The Associated Press reports that a collection of 444 letters between Confederate military and political officials will be sold at auction today in South Carolina. The letters have been the subject of a long legal battle between their owner and the state of South Carolina: "Willcox's letters were supposed to be auctioned in 2004. But the state stepped in and sued, claiming they were written as part of official state business and were the property of South Carolina. A federal judge ruled last year that Willcox owned the collection, which were in his family for generations before he discovered them in his parents' home after they died."
Each letter will be sold separately, so the collection is likely to be effectively destroyed by today's sale. "One entity that won't be trying to get the documents is the state. Officials from several agencies have told The Associated Press that South Carolina won't be bidding - in part because they have been recorded on microfilm. 'To spend the state's money on something we believe already belongs to the state goes against principle,' said Charles Lesser, senior archivist for the Department of Archives and History."

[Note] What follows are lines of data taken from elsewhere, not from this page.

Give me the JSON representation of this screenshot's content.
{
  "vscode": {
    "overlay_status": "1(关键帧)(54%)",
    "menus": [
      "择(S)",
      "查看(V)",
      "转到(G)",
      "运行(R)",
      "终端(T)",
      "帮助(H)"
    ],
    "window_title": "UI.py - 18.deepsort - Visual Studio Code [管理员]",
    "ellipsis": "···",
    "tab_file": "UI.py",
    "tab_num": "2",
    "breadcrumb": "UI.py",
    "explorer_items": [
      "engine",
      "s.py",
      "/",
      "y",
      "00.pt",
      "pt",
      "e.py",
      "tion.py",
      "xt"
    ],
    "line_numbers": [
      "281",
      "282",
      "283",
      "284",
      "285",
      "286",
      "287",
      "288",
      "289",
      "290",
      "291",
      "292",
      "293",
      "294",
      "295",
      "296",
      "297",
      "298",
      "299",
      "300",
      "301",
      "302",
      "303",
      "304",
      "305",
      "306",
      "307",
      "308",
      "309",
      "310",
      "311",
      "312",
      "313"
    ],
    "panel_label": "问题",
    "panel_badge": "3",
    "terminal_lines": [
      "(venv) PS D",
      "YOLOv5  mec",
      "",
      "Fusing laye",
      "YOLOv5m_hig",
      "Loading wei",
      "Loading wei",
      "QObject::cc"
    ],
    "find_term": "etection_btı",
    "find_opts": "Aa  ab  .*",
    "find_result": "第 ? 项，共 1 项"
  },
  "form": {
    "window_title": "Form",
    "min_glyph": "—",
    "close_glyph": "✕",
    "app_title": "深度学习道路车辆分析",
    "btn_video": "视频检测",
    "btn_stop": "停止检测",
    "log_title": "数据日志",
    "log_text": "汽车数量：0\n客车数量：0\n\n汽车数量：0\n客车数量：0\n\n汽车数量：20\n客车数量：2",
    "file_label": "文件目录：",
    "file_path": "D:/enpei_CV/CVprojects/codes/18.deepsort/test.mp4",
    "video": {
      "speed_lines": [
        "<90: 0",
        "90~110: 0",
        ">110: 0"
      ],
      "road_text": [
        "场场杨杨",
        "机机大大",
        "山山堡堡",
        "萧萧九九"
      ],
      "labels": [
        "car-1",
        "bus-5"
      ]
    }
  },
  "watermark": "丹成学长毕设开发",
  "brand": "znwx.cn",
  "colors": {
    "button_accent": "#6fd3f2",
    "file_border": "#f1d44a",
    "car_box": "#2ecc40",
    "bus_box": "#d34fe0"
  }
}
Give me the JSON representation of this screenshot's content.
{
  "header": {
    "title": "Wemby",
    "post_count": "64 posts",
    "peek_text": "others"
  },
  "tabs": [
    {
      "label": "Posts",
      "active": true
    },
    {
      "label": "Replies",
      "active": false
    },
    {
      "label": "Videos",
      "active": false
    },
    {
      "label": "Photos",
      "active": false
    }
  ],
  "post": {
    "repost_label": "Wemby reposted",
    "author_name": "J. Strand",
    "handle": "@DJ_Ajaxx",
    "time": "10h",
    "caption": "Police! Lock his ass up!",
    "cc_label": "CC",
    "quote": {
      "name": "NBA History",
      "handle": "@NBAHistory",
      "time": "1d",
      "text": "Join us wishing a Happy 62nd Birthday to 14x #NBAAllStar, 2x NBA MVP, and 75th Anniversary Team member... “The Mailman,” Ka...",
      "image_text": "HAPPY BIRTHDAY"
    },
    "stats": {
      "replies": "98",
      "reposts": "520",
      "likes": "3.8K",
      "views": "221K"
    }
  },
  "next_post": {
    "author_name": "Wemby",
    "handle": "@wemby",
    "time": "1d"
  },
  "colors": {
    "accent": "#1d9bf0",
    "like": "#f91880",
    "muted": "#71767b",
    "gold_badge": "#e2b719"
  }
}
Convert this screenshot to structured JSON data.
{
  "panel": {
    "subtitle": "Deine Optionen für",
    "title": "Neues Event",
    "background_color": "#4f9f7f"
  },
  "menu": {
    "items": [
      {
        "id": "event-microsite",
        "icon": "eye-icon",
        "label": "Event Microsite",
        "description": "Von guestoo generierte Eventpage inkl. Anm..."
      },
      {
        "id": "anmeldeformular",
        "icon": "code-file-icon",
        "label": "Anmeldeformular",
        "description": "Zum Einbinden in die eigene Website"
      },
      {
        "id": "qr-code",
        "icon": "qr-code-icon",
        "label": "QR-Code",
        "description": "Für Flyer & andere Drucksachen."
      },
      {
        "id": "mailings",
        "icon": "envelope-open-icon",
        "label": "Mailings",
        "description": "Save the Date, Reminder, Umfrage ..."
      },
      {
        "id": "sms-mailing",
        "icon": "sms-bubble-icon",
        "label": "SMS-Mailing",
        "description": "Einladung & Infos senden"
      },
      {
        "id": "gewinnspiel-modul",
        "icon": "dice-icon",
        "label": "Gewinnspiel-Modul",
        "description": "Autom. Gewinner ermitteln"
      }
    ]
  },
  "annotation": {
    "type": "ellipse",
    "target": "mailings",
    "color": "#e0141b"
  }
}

While it's good that the collection has been microfilmed and so is (presumably) available for research purposes, it's a shame to see such an interesting group of documents separated. An institutional home for them would have been most appropriate.